I read this one a while ago, but I’ve thought about it on quite a few occasions since then. I was pleasantly surprised by this book.

Book review Matched Ally CondieThe story opens just as Cassia, a 17-year-old living in a tightly controlled world, is about to find out who her ‘match’ is — that is,  the man she’ll be spending the rest of  her happily choreographed life with. Unlike most of the other 17-year-olds who go through this process, Cassia knows her match once he is revealed: Xander is someone she’s grown up with, and a close friend. But when the pops the disc that each person is given at their matching ceremony into her player, two faces appear. Xander’s, and someone else’s — and Cassia knows this person’s face, too.

I’m not often huge on dystopian fiction, so I was surprised by how much I liked this book. Condie has a real knack for spinning tales, that’s for sure. I won’t say this was an amazing book or anything, but I enjoyed the read. Lots of folks have compared it to Lois Lowry‘s The Giver, but it’s been approximately one hundred years since I read that so I can’t comment.
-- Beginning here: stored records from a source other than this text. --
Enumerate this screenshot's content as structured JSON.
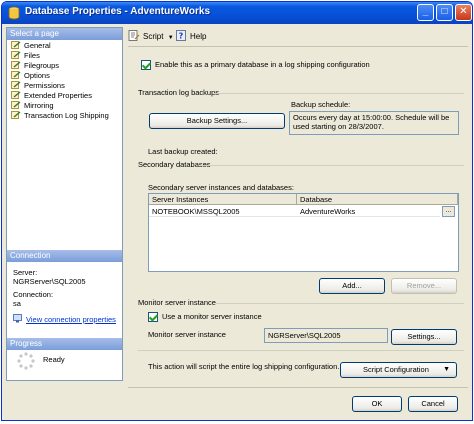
{
  "window": {
    "title": "Database Properties - AdventureWorks",
    "buttons": {
      "minimize": "_",
      "maximize": "□",
      "close": "✕"
    }
  },
  "sidebar": {
    "select_page_header": "Select a page",
    "items": [
      {
        "label": "General",
        "icon": "page-icon"
      },
      {
        "label": "Files",
        "icon": "page-icon"
      },
      {
        "label": "Filegroups",
        "icon": "page-icon"
      },
      {
        "label": "Options",
        "icon": "page-icon"
      },
      {
        "label": "Permissions",
        "icon": "page-icon"
      },
      {
        "label": "Extended Properties",
        "icon": "page-icon"
      },
      {
        "label": "Mirroring",
        "icon": "page-icon"
      },
      {
        "label": "Transaction Log Shipping",
        "icon": "page-icon",
        "selected": true
      }
    ],
    "connection_header": "Connection",
    "server_label": "Server:",
    "server_value": "NGRServer\\SQL2005",
    "connection_label": "Connection:",
    "connection_value": "sa",
    "view_connection_link": "View connection properties",
    "progress_header": "Progress",
    "progress_status": "Ready"
  },
  "toolbar": {
    "script_label": "Script",
    "script_arrow": "▼",
    "help_label": "Help"
  },
  "main": {
    "enable_primary_label": "Enable this as a primary database in a log shipping configuration",
    "transaction_log_backups_label": "Transaction log backups",
    "backup_schedule_label": "Backup schedule:",
    "backup_settings_button": "Backup Settings...",
    "backup_schedule_text": "Occurs every day at 15:00:00. Schedule will be used starting on 28/3/2007.",
    "last_backup_label": "Last backup created:",
    "secondary_databases_label": "Secondary databases",
    "secondary_grid_label": "Secondary server instances and databases:",
    "grid_headers": [
      "Server Instances",
      "Database"
    ],
    "grid_rows": [
      {
        "server": "NOTEBOOK\\MSSQL2005",
        "database": "AdventureWorks",
        "ellipsis": "..."
      }
    ],
    "add_button": "Add...",
    "remove_button": "Remove...",
    "monitor_server_section_label": "Monitor server instance",
    "use_monitor_label": "Use a monitor server instance",
    "monitor_server_instance_label": "Monitor server instance",
    "monitor_server_value": "NGRServer\\SQL2005",
    "monitor_settings_button": "Settings...",
    "script_info_text": "This action will script the entire log shipping configuration.",
    "script_configuration_button": "Script Configuration",
    "script_configuration_arrow": "▼"
  },
  "footer": {
    "ok_button": "OK",
    "cancel_button": "Cancel"
  },
  "colors": {
    "titlebar": "#0651d8",
    "dialog_background": "#ece9d8",
    "pane_header": "#7a9dda",
    "link": "#0033cc"
  }
}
When poking around on the internet before writing this post, I landed on the book’s website. Now THAT is amazing. So clever! The site is designed so that you, the website visitor, feel like you are entering into Cassia’s Society-controlled world. You can even find out who your match is! [Full disclosure, I didn’t do this part, since I already know who my ‘match’ is. But I think it’s cool that you can do it.]